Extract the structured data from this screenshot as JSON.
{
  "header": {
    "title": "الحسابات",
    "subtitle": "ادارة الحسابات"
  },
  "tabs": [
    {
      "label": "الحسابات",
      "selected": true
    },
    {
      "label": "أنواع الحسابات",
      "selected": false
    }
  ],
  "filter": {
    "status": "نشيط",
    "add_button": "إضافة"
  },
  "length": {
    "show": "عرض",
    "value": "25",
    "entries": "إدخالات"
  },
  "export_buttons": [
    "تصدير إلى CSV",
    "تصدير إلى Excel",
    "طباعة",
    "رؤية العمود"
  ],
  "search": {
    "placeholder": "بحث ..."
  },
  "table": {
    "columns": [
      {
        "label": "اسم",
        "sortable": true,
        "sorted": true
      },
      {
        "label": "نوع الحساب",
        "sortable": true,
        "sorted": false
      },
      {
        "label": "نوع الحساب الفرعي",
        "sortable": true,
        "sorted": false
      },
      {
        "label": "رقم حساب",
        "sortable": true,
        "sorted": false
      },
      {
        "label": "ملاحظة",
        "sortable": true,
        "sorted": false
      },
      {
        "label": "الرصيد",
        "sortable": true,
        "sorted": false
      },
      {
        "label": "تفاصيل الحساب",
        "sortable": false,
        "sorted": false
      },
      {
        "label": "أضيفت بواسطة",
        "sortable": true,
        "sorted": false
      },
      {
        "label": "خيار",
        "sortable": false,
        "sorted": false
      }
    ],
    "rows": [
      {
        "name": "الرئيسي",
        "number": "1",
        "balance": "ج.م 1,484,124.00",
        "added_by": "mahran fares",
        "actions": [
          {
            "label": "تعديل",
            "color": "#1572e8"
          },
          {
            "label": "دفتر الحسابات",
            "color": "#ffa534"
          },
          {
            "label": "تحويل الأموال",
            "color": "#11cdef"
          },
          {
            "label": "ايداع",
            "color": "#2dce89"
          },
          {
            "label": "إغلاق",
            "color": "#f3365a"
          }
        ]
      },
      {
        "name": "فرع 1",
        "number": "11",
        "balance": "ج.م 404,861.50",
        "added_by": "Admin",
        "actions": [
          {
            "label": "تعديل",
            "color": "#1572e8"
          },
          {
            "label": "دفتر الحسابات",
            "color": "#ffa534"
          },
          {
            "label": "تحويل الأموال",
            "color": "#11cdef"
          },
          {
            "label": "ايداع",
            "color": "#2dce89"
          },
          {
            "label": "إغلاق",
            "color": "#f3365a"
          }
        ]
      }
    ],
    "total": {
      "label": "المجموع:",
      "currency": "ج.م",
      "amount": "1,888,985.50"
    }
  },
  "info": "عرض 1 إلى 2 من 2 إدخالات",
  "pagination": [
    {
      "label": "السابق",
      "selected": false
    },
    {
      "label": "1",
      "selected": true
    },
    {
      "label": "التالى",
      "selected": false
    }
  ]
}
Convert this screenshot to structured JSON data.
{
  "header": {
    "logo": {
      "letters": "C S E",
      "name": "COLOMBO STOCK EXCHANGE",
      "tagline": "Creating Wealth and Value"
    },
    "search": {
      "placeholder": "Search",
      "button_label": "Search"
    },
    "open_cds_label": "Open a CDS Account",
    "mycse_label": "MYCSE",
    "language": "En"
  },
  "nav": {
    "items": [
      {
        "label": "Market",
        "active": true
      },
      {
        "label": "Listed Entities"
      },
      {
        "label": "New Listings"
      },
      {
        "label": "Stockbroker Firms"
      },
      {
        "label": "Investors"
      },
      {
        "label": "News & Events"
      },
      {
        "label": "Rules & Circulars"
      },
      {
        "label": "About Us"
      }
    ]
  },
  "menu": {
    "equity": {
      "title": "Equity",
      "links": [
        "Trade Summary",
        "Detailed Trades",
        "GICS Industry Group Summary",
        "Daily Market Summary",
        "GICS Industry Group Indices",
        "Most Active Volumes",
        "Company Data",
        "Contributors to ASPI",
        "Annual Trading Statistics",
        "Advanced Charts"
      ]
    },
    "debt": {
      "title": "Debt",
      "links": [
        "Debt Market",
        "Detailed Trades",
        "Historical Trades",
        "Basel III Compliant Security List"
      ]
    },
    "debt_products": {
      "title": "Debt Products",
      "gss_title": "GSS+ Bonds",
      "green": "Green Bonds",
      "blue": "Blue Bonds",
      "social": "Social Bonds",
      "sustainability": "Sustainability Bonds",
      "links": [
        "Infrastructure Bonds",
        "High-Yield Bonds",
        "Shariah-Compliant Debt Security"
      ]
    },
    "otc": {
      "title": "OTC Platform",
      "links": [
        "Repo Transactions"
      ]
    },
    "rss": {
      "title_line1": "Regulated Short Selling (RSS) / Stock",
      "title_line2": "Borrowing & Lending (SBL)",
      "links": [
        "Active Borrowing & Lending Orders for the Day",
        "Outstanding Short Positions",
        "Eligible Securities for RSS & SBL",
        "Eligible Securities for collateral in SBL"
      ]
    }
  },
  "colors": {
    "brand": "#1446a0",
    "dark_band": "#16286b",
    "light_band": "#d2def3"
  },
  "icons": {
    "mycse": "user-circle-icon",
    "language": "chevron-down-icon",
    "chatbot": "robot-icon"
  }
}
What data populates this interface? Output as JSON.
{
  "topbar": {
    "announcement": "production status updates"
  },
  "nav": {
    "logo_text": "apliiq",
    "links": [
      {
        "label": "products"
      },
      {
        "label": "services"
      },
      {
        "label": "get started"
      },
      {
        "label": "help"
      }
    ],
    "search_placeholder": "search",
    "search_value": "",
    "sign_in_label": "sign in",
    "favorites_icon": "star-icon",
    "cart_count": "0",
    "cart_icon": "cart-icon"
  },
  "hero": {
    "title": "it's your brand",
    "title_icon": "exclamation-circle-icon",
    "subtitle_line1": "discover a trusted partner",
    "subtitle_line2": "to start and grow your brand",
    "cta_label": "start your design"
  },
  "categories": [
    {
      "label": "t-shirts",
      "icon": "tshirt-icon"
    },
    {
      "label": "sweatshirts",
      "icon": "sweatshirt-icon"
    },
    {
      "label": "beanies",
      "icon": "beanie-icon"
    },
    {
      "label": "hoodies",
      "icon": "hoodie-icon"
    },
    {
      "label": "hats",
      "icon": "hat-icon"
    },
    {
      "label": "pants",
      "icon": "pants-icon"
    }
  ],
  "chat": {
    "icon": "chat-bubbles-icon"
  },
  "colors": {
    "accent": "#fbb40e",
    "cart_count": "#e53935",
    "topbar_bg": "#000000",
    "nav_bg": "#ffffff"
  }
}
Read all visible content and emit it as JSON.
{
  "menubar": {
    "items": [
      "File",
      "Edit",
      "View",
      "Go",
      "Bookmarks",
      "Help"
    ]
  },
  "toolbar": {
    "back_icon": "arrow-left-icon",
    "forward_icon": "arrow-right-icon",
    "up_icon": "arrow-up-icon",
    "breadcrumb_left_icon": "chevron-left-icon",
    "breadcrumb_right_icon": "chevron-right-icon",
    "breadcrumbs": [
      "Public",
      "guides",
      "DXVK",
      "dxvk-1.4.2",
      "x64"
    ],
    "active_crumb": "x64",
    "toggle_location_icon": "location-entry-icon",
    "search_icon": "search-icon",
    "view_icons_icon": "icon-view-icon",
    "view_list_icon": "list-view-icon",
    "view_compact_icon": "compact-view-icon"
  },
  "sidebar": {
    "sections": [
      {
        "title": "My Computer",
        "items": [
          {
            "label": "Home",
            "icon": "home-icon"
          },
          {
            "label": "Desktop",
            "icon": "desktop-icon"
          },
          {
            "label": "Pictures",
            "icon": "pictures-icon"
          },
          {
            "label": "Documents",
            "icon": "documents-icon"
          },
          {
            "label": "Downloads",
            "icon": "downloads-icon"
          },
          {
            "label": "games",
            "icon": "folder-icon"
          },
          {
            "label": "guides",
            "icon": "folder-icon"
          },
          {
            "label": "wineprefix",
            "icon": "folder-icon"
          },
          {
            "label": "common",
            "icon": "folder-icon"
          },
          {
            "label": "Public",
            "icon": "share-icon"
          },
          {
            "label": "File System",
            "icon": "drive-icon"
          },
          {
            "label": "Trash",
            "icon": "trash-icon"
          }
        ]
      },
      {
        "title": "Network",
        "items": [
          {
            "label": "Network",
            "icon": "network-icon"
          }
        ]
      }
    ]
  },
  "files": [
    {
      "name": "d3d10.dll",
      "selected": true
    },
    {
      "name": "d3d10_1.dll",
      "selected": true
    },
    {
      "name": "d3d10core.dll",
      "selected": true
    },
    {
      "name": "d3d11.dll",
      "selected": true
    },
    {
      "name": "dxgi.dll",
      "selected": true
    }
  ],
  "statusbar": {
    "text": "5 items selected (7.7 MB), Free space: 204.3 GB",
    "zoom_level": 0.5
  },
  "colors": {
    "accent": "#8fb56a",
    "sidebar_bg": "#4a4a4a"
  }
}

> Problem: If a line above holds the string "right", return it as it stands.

> Task result:
    "forward_icon": "arrow-right-icon",
    "breadcrumb_right_icon": "chevron-right-icon",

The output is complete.